Tall Drinks Are Lighter
Not all mixed drinks are that strong. Many popular casual-sipping drinks include juices, sodas, and other nonalcoholic mixers at high volumes (2 to 6 ounces) that significantly reduce the impact of the alcohol.
For a simple highball drink, the Tom Collins is a good example. Since gin is the lone liquor, it is the only ingredient that requires the initial alcohol content calculation. The other ingredients are simply factored into the drink’s total volume.
Frozen Cocktails Are Tricky
Whenever you mix a drink in the blender, ice plays a more significant role. It becomes part of the drink, not simply a means to cool or dilute. That means estimating the strength of frozen cocktails is even less exact. Yet, there is a guideline that can help out.

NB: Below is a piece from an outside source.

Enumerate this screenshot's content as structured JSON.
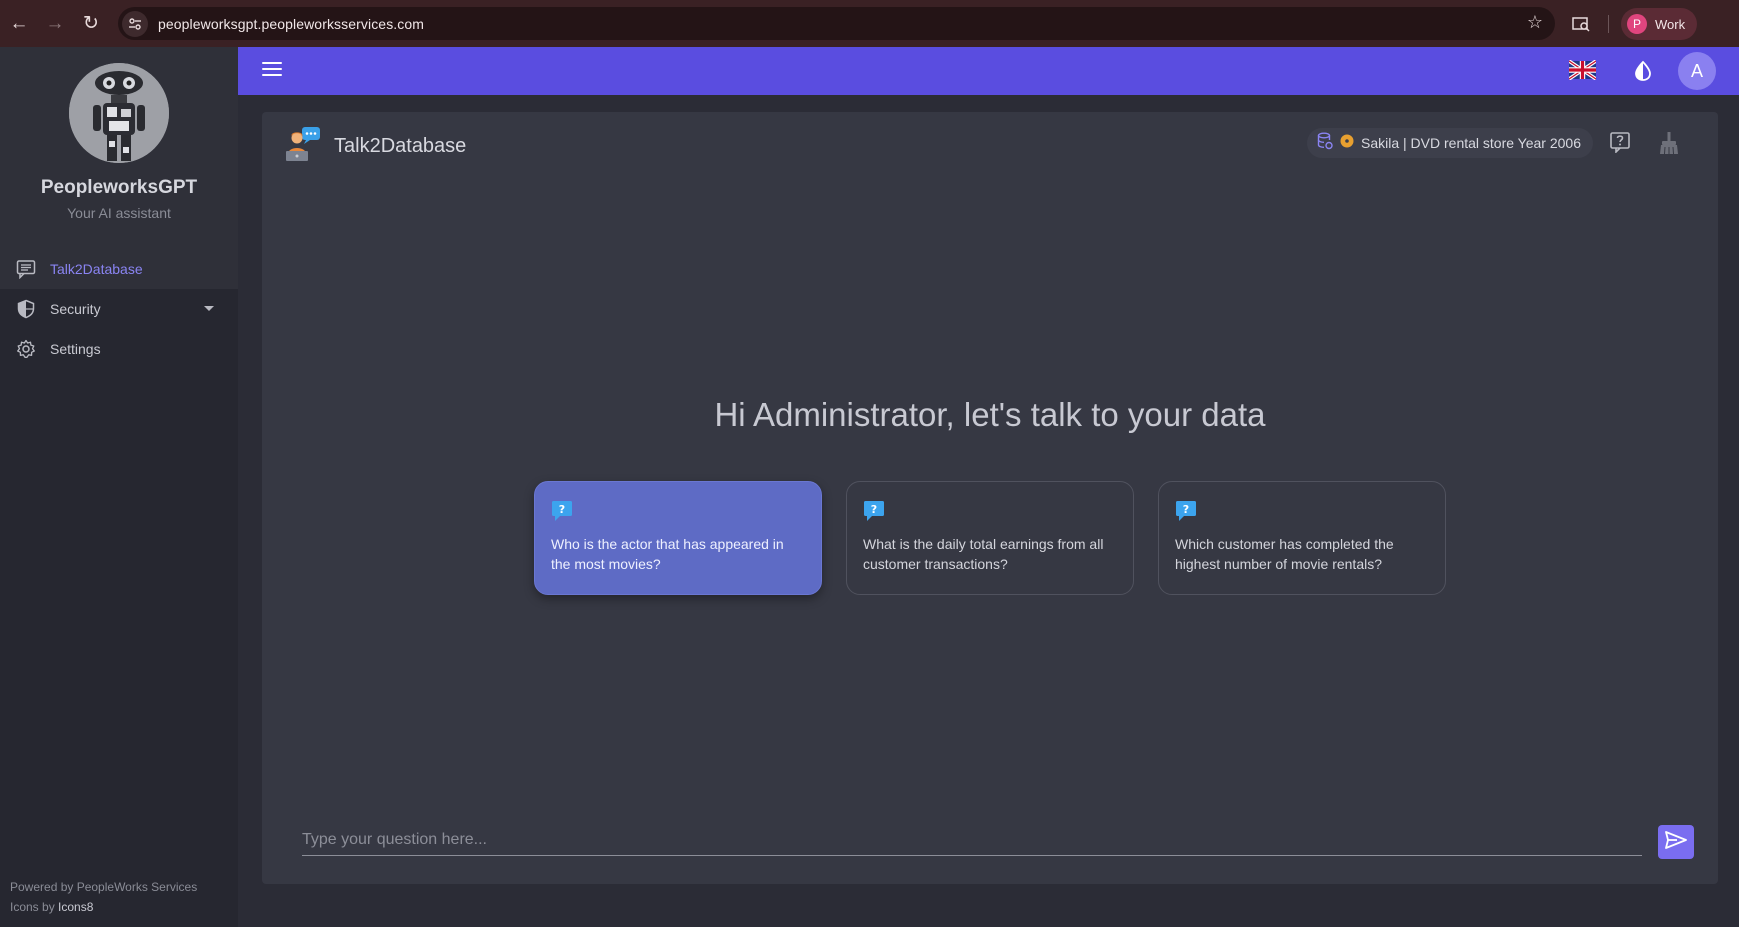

Most frozen drink recipes suggest adding 1 cup of ice to the blender; about 5 or 6 average-sized ice cubes makes 1 heaping cup. When those are blended on their own, the result is about 4 ounces (or 1/2 cup) of shaved ice. That number can then be inserted into the cocktail proof formula.
Alcohol Content and Liqueurs
Liqueurs are one of the biggest variables in this equation. While you can generally assume that gin, vodka, whiskey, and other base spirits are 80 proof (and the bottle will clearly state otherwise), liqueurs are not so easy. Different liqueurs will have different alcohol content, varying from one brand to another, even between liqueurs of the same style or flavor.
If you would like to know the proof of a particular cocktail without doing the math yourself, you can use an online tool. The Cocktail Content Calculator on the National Institutes of Health’s Rethinking Drinking website is a good one.